ALTHOUGH THE BENEFITS ARE GOOD, being a Border Patrol agent can be grueling, lonely, and dangerous. Most agents serve at the southwestern border, many in dusty towns so small and isolated that “you’ll miss them if you blink,” as one agent described to me.
Morale has dropped among Border Patrol agents. Every agent I talked to groused about the media’s portrayal of them, accusing news outlets of missing “the nuances of the job” or “flat-out lying.” They resent congressional leaders who visit their facilities and sob on national TV, using language such as “concentration camps” and “cages” to describe conditions. They bristle when the public calls them racist and inhumane. They say nobody acknowledges the sacrifices and stress of their job.
These agents feel that the vitriol against them is unwarranted and reflects a lack of understanding of Border Patrol duties: Agents cannot make immigration laws and policies—someone in D.C. signs an order, and they execute it on the ground. “Our role is actually very small,” one supervising agent in El Paso told me: “All we do is apprehend someone, and then turn them over to another agency—that’s it.”
Marzec served 23 years in the Border Patrol under four different presidents: Clinton, Bush, Obama, and Trump. He describes forces much bigger and more powerful than the agents—such as politicization—kicking and tossing them around. Marzec retired in 2017 at age 50—seven years earlier than he originally planned—and began a second career. The Border Patrol is losing agents faster than it can recruit and train new hires. After a peak of 21,444 in 2011, the number of agents dropped to 19,555 in 2018, despite the agency tripling its recruiting efforts.

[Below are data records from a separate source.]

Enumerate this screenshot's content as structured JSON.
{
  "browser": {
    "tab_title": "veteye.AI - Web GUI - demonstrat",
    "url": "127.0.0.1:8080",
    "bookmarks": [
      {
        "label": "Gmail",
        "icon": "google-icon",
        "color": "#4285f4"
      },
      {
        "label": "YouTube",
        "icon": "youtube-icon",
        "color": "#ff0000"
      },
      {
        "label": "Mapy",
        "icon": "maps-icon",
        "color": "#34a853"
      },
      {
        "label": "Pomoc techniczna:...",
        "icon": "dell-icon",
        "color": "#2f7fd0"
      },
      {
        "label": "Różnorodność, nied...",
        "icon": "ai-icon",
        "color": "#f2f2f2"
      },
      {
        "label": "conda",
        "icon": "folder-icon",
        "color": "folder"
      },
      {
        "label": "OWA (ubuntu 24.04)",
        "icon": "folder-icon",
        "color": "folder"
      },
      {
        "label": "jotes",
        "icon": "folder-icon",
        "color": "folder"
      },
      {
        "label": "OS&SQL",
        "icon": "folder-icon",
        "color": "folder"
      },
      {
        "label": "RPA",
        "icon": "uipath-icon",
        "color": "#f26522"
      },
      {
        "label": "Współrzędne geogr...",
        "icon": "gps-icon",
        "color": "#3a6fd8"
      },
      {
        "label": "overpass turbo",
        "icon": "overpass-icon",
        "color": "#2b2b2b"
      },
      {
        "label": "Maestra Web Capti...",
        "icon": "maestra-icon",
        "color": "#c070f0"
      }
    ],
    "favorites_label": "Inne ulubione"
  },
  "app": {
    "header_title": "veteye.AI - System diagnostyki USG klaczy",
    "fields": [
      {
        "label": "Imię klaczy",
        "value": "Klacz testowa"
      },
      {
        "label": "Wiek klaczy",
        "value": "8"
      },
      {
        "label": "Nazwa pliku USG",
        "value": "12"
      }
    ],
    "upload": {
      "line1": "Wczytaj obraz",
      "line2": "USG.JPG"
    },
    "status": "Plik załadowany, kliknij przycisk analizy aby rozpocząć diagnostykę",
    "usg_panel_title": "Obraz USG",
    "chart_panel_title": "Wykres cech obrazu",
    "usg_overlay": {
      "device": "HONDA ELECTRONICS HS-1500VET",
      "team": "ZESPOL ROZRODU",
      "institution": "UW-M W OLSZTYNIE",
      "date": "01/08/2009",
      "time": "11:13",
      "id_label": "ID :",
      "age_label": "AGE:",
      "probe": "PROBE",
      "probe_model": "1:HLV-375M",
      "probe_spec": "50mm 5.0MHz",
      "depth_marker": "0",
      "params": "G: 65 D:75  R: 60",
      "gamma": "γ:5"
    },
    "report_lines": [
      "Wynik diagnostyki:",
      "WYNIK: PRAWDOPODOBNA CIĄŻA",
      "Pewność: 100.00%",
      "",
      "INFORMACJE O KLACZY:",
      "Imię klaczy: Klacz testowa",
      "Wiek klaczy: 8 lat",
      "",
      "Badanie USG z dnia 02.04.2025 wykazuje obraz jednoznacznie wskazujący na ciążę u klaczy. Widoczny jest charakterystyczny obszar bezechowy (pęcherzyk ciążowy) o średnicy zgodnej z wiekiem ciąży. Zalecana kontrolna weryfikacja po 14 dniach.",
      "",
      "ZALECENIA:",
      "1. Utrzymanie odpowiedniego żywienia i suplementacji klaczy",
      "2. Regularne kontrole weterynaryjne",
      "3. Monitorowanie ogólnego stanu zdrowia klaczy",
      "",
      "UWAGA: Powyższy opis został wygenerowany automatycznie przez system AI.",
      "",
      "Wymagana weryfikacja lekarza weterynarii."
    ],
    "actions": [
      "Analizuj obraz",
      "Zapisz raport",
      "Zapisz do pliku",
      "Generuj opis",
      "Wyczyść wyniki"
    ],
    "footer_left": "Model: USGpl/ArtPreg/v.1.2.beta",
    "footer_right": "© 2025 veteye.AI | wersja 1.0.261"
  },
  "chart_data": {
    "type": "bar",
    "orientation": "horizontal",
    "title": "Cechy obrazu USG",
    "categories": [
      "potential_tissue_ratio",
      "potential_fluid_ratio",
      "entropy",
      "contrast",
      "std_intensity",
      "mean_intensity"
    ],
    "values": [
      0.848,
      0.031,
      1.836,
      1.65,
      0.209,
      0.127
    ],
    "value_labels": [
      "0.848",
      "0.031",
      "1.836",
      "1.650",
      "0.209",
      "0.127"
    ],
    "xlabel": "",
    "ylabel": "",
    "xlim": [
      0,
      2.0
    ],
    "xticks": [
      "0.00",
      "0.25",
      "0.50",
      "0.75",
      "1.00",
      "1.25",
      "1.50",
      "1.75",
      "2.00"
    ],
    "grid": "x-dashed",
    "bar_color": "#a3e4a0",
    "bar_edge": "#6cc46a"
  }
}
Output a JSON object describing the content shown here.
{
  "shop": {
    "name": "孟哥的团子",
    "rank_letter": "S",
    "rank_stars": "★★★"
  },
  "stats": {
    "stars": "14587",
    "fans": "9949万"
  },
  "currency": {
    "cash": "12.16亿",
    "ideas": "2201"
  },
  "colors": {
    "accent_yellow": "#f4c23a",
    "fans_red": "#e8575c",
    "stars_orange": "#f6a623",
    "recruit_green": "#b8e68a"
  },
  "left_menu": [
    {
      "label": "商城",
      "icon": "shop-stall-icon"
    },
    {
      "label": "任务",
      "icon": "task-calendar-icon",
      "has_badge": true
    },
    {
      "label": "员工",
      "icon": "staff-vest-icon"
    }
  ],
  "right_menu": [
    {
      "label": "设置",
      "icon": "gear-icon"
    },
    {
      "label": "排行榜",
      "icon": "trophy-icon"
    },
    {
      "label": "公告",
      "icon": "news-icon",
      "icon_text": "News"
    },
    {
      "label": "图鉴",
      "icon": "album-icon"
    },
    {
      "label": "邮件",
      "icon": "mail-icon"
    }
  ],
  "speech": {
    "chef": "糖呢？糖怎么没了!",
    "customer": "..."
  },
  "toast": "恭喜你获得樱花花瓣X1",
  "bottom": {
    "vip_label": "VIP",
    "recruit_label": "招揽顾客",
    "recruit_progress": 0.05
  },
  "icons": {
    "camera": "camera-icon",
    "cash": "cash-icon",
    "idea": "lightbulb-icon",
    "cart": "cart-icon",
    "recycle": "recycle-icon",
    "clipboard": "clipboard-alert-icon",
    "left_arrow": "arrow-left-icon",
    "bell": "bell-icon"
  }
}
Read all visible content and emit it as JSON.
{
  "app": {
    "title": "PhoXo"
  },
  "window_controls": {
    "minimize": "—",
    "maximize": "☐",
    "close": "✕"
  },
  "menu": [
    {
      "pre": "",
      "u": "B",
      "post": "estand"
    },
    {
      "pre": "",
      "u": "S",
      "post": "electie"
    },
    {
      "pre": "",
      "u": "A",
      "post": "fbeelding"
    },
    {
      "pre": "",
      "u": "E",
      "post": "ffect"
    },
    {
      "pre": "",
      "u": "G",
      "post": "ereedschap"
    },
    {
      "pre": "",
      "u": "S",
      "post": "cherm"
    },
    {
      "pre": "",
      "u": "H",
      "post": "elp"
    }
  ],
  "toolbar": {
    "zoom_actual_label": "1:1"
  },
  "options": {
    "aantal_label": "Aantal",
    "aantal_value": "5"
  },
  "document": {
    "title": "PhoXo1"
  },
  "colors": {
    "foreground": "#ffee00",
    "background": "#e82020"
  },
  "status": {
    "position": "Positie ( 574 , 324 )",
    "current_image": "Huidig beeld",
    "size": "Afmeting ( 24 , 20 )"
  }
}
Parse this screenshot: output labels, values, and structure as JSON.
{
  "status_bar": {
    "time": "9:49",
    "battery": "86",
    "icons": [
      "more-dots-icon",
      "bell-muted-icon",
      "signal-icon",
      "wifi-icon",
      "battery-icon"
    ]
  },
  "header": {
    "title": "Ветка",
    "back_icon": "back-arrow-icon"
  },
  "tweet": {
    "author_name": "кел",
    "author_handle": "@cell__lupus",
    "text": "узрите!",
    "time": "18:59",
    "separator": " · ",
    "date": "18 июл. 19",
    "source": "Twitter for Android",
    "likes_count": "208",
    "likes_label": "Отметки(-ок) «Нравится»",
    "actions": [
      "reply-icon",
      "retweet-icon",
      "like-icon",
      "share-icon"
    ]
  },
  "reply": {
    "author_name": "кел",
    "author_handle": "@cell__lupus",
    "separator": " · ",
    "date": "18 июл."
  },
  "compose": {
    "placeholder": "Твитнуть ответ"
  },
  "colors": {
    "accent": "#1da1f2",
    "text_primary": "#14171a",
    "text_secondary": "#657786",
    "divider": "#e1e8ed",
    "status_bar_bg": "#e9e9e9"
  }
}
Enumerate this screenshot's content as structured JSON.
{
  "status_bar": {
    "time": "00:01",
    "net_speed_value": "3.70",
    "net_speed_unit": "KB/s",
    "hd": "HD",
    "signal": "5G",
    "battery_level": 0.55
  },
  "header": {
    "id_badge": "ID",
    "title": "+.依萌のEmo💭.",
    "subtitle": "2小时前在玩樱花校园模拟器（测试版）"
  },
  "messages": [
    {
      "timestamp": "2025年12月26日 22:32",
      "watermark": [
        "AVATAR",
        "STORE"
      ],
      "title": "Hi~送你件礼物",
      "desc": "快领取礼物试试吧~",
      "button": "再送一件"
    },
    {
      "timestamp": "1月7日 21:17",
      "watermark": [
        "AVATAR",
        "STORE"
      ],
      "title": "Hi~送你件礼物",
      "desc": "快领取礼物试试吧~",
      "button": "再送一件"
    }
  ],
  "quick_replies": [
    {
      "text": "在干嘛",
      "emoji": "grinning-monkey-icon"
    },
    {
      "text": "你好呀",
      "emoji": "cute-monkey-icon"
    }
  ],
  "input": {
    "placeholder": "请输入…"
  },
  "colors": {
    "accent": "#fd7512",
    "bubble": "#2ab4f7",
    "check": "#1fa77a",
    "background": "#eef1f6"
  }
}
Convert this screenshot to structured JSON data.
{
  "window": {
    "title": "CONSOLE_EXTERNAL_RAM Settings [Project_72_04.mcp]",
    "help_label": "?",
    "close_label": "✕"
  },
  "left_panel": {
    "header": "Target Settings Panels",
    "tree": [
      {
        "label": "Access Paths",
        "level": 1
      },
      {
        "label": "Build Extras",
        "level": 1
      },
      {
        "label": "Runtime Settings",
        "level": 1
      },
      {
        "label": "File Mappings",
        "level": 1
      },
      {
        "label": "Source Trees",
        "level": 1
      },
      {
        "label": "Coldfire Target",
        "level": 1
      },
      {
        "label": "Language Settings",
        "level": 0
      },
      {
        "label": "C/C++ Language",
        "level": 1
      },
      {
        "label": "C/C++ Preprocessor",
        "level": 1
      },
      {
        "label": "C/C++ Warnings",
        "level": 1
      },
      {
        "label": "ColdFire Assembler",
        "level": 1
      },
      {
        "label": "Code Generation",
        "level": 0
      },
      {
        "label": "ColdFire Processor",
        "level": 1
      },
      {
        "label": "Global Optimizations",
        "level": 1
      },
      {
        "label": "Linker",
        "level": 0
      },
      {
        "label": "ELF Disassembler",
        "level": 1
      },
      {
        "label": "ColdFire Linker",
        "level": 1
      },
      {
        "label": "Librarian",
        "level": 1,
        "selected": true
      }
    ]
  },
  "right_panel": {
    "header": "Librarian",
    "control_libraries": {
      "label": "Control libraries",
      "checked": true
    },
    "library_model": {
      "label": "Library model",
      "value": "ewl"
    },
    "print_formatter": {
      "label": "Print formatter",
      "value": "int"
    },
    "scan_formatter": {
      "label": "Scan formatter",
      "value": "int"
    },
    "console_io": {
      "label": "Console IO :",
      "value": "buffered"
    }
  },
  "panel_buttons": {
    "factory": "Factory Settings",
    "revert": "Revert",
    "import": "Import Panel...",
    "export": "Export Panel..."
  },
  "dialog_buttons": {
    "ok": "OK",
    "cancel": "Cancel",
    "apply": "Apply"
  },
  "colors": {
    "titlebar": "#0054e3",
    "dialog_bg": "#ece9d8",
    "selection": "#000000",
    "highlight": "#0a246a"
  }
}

Cabrera fumes when people criticize Border Patrol agents for what they do—the way he sees it, there’s the law, his job is to enforce the law, and that’s what he’s doing. He passionately denies that Border Patrol agents are abusive or inhumane. He and other agents store toys in their trucks and donate their own children’s clothes. Once, he and a few other guys barbecued 300 pounds of chicken to feed migrants at the local respite center. Cabrera says he has helped migrants who were drowning, dehydrated, or suffering from heart attacks, heatstroke, rattlesnake bites, or hypothermia. He saw an agent deliver three babies in one year. He’s met rape victims as young as 10, and he’s come across children lying dead in the brush.
Still, even his own family members object to his work. His niece asked him, “How can you do that job, how can you do that to your own people?”
Cabrera told her, “You won’t find another organization in the country that saves more lives along the border than the Border Patrol.”
Last year, he apprehended a group of more than 100 people. Among them were a woman and her 22-month-old son who was unresponsive—no pulse, no breathing. Cabrera poured water over the little boy, and a medic ran over to do chest compressions. One pump, two pumps, three pumps—the boy’s arm suddenly twitched. A doctor later diagnosed him with tuberculosis, flu, pneumonia, a brain hemorrhage, and brown spider bites. Soon after, Cabrera signed up for an EMT course: “I don’t want that to happen ever again.”